She found her father in plaid pajamas, pouring batter. With his back to her he could have been a younger man, but when he turned and smiled, she could see how much the campaign and the past month had aged him. There were more lines around his eyes, and his hair had more gray.
Her mother came down and made coffee. Betsy thought she was seeing things when her mother pressed her face into her father’s back and wrapped her arms around him. He closed his eyes. The batter in the pan started to bubble, but she didn’t want her parents to move. As quietly as possible she took the spatula from her father’s hand and flipped the pancake.
After breakfast she had the idea that they might drive to Valley Forge and walk the trails as they’d done almost every Sunday when she was a kid. Even though her mother wasn’t strong enough to walk nearly as far as they used to, she loved the idea, and of course her father did. They didn’t bother to clean up their mess—the kitchen counter was splattered with batter and syrup—and within ten minutes they were dressed and in the car.
Her father opened the window and wind blew his hair wild, and this made her mother laugh. He hadn’t shaved in a week. He’d gotten dressed in such a rush, almost as if Betsy’s mother might change her mind, that he’d put on two different socks, one black and one gray. He was just some absentminded dad driving his family to the park, Betsy thought, and the rest of it—speeches and fundraisers and press conferences and debates—was over.
The first blip in Betsy’s blissful morning was the sudden change in her mother’s demeanor as they reached the park. At first she seemed to be wincing from cancer pain—that sometimes happened—but then Betsy saw that her mother was mumbling to herself—something angry. Her father looked at her mother, then turned back to face the road.
Her mother was getting louder. She closed her eyes and shook her head. “No. No. No,” she said, as if trying to make some truth go away. Then, as they drove through the park, her mother opened the car door and tried to jump out.
Her father grabbed her mother’s shoulder. From behind, Betsy pulled her mother’s coat to hold her back. But she fought like a wounded, trapped animal and pushed herself out of the car just as it came to a stop.
Her mother fell but got up, then ran across the road and into a vast field. She paused only to take off her coat and sweater and let them fall to the grass. She kept running. Whitetail deer feeding on the tips of bush branches hopped away to the farthest borders of the field, where they stopped and turned to stare.
They ran after her, the car idling in the road. The farther her mother ran into the field, the taller the grass.
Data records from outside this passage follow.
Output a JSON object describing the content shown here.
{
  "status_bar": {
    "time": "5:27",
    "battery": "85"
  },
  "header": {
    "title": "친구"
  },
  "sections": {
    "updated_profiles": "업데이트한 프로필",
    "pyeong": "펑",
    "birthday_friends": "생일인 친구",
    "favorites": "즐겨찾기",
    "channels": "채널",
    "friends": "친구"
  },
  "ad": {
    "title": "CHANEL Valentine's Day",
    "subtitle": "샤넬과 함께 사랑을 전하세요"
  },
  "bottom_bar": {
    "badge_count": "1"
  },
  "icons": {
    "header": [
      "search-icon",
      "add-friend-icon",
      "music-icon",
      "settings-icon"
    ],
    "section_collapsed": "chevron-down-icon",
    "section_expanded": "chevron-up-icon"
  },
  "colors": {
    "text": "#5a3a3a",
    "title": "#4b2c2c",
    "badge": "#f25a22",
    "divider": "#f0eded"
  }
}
Her legs must have been too tired to keep going. She fell.
They couldn’t see her, but found her by her sobs.
Her father sat on the ground beside her mother, then lay upon her. Betsy’s mother made herself small and pulled at the neckline of her blouse as if it were choking her, and her father held her mother and covered her until all Betsy could see was him. He seemed to be the one sobbing, but her mother was crying beneath him, and Betsy had never loved her parents more, had never been more frightened and hopeful, or felt as sorry for all of them as she did now.
They helped her mother back to the car. She sat in the back seat with Betsy.
When they arrived home, her father got into bed with her mother. He didn’t bother to take off his boots. Betsy wanted to stay there and watch them. She wanted the story to end there. But there was still the mess to clean up. So she went to the kitchen and scrubbed the breakfast plates. She wiped batter from the stove. She soaked the pan, then washed and dried it.
Only later, toward dusk, did she notice the butter and milk, which she’d left out. It was too late. The butter had melted. The milk had gone bad. Her parents didn’t get up for dinner. At some point during the night, frightened, Betsy got into bed with them.
Early the next morning, the phone rang and rang, but they didn’t answer.
From The Senator’s Children. Used with permission of Tin House Books. Copyright © 2017 by Nicholas Montemarano.